When I finished shooting and still had a lot of time before the tournament was over, I moved with my thoughts and confirmed, “Yes, I wanted this to be over. I have died, and will be resurrected to shoot again, but this is over and will be forgotten.” At the end of it all before everyone went home, my main sensei gave an announcement to everyone who will participate in the next tournament and said something about me. I was nervous and didn’t understand what he said, and just nodded in agreement like I usually do when I don’t understand what’s going on in Japanese and immediate recognition doesn’t seem to be important. Everyone laughed and we all dispersed. Afterwards, one of my training partners came up and said that it’s great I get to join in the next tournament.
“What!? I’m going to the tournament even though I didn’t pass?”
“Yeah, sensei says you can, so it’s all good.”
I went up to sensei and asked him about it, talked for a bit, and thanked him.
I am happy, but it somehow made me sick, like I didn’t deserve it.
“Sensei, just let me die!” I thought to myself.
I want things to change. But that will alone will not be enough … no … it’s not about being “enough”. Just do what you do. When you hold your kyudo equipment, you don’t grip it with all of your strength, you hold it softly, and thorough enough to complete the job.
What’s my job?
Enjoy my life. Enjoy my practice.
Strength and success is not about winning. It’s about not being able to win, it’s about failing, and still being OK. This may be the ultimate secret of budo:
No matter what happens, you’re OK.
This is invincibility, and it isn’t about strength. It’s also not just about intelligence, or effort, or luck. It’s invincibility even though you are going to lose, freak out, make mistakes, do incredibly stupid things. It’s invincibility even though you are going to die.
Who are we to choose when we fail or succeed?
Who are we to choose when or how we die?
I’m going to take the week off to rest my hand. Then I will go back to kyudo.

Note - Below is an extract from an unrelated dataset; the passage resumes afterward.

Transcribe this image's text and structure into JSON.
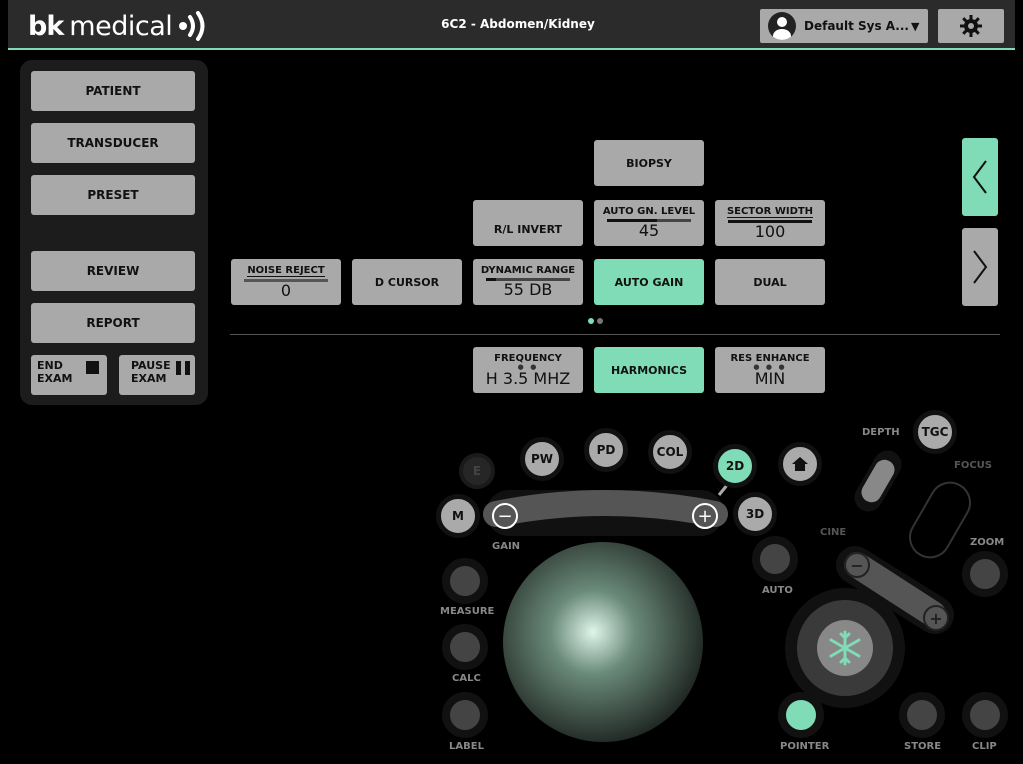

When I walk to the door of the dojo, I will not swing it open shouting “I am going to win!”
I will just open it and say, “Onegaishimasu.”